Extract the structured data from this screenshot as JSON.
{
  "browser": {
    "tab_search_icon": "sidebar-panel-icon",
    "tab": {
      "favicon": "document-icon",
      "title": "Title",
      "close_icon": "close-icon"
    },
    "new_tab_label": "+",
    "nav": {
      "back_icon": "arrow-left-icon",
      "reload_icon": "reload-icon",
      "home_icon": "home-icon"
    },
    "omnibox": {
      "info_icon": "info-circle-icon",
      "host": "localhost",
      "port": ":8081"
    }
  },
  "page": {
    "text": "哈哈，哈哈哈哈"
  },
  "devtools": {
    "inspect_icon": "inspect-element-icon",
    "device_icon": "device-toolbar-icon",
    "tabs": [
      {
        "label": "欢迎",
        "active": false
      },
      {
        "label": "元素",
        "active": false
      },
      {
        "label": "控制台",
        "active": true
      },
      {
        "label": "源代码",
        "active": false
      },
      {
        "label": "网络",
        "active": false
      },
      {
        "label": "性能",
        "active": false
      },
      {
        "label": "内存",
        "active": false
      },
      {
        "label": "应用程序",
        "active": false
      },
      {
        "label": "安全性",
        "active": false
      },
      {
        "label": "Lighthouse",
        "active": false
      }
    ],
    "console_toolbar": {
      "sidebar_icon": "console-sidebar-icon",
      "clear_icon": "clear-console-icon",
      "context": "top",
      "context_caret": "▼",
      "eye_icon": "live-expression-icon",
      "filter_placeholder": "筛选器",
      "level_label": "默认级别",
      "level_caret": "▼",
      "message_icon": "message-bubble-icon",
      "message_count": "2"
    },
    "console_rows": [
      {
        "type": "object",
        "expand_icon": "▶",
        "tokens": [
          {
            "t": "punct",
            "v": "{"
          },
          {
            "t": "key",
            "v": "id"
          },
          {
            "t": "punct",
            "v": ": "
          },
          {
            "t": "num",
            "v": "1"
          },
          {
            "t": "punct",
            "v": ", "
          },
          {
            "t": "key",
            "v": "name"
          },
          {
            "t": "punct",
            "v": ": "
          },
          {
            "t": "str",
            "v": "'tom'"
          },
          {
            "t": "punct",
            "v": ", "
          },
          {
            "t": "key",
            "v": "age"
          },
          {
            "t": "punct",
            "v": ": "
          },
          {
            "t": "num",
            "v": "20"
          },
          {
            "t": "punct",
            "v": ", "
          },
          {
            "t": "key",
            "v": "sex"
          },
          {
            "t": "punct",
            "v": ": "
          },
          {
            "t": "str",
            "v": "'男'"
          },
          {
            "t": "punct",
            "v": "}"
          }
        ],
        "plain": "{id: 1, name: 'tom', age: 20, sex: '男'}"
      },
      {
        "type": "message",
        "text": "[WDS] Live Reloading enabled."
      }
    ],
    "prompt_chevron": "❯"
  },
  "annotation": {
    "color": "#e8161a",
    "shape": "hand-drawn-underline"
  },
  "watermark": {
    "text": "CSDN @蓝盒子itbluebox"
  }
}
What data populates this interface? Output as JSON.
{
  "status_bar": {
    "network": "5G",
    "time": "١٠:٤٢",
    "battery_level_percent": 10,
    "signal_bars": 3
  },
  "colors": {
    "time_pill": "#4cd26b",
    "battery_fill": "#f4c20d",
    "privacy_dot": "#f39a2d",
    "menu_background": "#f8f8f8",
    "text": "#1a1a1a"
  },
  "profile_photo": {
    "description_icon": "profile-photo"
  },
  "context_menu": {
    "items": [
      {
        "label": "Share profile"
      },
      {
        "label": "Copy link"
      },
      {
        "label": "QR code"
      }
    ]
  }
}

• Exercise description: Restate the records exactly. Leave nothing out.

• Answer to the problem:
Extract the structured data from this screenshot as JSON.
{
  "browser": {
    "tab_search_icon": "sidebar-panel-icon",
    "tab": {
      "favicon": "document-icon",
      "title": "Title",
      "close_icon": "close-icon"
    },
    "new_tab_label": "+",
    "nav": {
      "back_icon": "arrow-left-icon",
      "reload_icon": "reload-icon",
      "home_icon": "home-icon"
    },
    "omnibox": {
      "info_icon": "info-circle-icon",
      "host": "localhost",
      "port": ":8081"
    }
  },
  "page": {
    "text": "哈哈，哈哈哈哈"
  },
  "devtools": {
    "inspect_icon": "inspect-element-icon",
    "device_icon": "device-toolbar-icon",
    "tabs": [
      {
        "label": "欢迎",
        "active": false
      },
      {
        "label": "元素",
        "active": false
      },
      {
        "label": "控制台",
        "active": true
      },
      {
        "label": "源代码",
        "active": false
      },
      {
        "label": "网络",
        "active": false
      },
      {
        "label": "性能",
        "active": false
      },
      {
        "label": "内存",
        "active": false
      },
      {
        "label": "应用程序",
        "active": false
      },
      {
        "label": "安全性",
        "active": false
      },
      {
        "label": "Lighthouse",
        "active": false
      }
    ],
    "console_toolbar": {
      "sidebar_icon": "console-sidebar-icon",
      "clear_icon": "clear-console-icon",
      "context": "top",
      "context_caret": "▼",
      "eye_icon": "live-expression-icon",
      "filter_placeholder": "筛选器",
      "level_label": "默认级别",
      "level_caret": "▼",
      "message_icon": "message-bubble-icon",
      "message_count": "2"
    },
    "console_rows": [
      {
        "type": "object",
        "expand_icon": "▶",
        "tokens": [
          {
            "t": "punct",
            "v": "{"
          },
          {
            "t": "key",
            "v": "id"
          },
          {
            "t": "punct",
            "v": ": "
          },
          {
            "t": "num",
            "v": "1"
          },
          {
            "t": "punct",
            "v": ", "
          },
          {
            "t": "key",
            "v": "name"
          },
          {
            "t": "punct",
            "v": ": "
          },
          {
            "t": "str",
            "v": "'tom'"
          },
          {
            "t": "punct",
            "v": ", "
          },
          {
            "t": "key",
            "v": "age"
          },
          {
            "t": "punct",
            "v": ": "
          },
          {
            "t": "num",
            "v": "20"
          },
          {
            "t": "punct",
            "v": ", "
          },
          {
            "t": "key",
            "v": "sex"
          },
          {
            "t": "punct",
            "v": ": "
          },
          {
            "t": "str",
            "v": "'男'"
          },
          {
            "t": "punct",
            "v": "}"
          }
        ],
        "plain": "{id: 1, name: 'tom', age: 20, sex: '男'}"
      },
      {
        "type": "message",
        "text": "[WDS] Live Reloading enabled."
      }
    ],
    "prompt_chevron": "❯"
  },
  "annotation": {
    "color": "#e8161a",
    "shape": "hand-drawn-underline"
  },
  "watermark": {
    "text": "CSDN @蓝盒子itbluebox"
  }
}
What data populates this interface? Output as JSON.
{
  "status_bar": {
    "network": "5G",
    "time": "١٠:٤٢",
    "battery_level_percent": 10,
    "signal_bars": 3
  },
  "colors": {
    "time_pill": "#4cd26b",
    "battery_fill": "#f4c20d",
    "privacy_dot": "#f39a2d",
    "menu_background": "#f8f8f8",
    "text": "#1a1a1a"
  },
  "profile_photo": {
    "description_icon": "profile-photo"
  },
  "context_menu": {
    "items": [
      {
        "label": "Share profile"
      },
      {
        "label": "Copy link"
      },
      {
        "label": "QR code"
      }
    ]
  }
}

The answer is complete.